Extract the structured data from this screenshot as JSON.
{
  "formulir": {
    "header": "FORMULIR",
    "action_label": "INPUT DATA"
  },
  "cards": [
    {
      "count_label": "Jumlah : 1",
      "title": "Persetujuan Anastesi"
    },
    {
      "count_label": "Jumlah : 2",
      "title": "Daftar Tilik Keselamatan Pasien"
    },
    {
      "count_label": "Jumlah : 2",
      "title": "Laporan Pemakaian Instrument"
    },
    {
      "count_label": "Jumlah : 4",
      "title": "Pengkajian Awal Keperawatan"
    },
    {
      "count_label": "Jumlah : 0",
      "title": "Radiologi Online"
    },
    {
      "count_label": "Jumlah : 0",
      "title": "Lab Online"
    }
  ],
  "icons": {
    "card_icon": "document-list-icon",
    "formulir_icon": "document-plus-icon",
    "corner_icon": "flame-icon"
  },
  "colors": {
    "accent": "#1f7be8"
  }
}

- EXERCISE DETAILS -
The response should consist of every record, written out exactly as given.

- EXPECTED ANSWER -
Extract the structured data from this screenshot as JSON.
{
  "formulir": {
    "header": "FORMULIR",
    "action_label": "INPUT DATA"
  },
  "cards": [
    {
      "count_label": "Jumlah : 1",
      "title": "Persetujuan Anastesi"
    },
    {
      "count_label": "Jumlah : 2",
      "title": "Daftar Tilik Keselamatan Pasien"
    },
    {
      "count_label": "Jumlah : 2",
      "title": "Laporan Pemakaian Instrument"
    },
    {
      "count_label": "Jumlah : 4",
      "title": "Pengkajian Awal Keperawatan"
    },
    {
      "count_label": "Jumlah : 0",
      "title": "Radiologi Online"
    },
    {
      "count_label": "Jumlah : 0",
      "title": "Lab Online"
    }
  ],
  "icons": {
    "card_icon": "document-list-icon",
    "formulir_icon": "document-plus-icon",
    "corner_icon": "flame-icon"
  },
  "colors": {
    "accent": "#1f7be8"
  }
}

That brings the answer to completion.